* _Activity_: Find "What data populates" and "Output a JSON" in the records below. Copy the lines holding them and every line between, exactly, and no others.

* _Data shown_:
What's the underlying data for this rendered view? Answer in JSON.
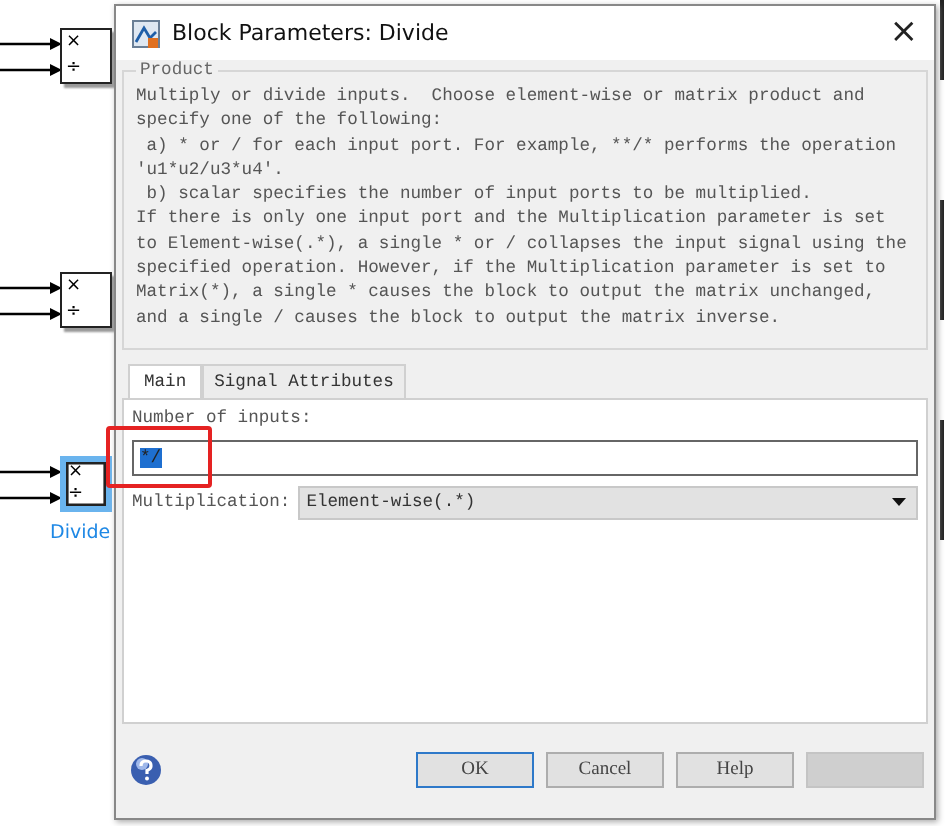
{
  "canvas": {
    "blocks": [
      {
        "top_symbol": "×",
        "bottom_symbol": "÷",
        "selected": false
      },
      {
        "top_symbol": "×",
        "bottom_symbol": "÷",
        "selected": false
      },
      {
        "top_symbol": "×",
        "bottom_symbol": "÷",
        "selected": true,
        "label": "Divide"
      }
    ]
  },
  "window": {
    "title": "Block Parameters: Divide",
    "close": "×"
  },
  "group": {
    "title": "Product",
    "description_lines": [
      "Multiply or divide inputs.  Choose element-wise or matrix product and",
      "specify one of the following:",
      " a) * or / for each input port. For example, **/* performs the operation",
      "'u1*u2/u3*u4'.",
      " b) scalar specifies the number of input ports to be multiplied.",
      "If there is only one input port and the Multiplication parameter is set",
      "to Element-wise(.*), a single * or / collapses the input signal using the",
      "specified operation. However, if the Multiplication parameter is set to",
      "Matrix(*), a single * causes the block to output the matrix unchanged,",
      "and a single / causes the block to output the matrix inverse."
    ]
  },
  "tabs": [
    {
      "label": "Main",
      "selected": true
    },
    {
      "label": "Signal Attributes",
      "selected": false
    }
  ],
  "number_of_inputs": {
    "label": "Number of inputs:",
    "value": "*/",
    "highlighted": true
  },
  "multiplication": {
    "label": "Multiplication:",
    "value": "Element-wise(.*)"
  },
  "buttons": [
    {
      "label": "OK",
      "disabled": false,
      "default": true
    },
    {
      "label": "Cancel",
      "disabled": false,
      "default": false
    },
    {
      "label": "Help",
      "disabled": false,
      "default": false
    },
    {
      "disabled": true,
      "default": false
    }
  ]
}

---

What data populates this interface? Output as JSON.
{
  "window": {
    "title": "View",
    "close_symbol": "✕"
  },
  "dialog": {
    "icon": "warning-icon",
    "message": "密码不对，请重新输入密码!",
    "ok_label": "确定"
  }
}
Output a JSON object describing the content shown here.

* _Answer_:
What data populates this interface? Output as JSON.
{
  "window": {
    "title": "View",
    "close_symbol": "✕"
  },
  "dialog": {
    "icon": "warning-icon",
    "message": "密码不对，请重新输入密码!",
    "ok_label": "确定"
  }
}
Output a JSON object describing the content shown here.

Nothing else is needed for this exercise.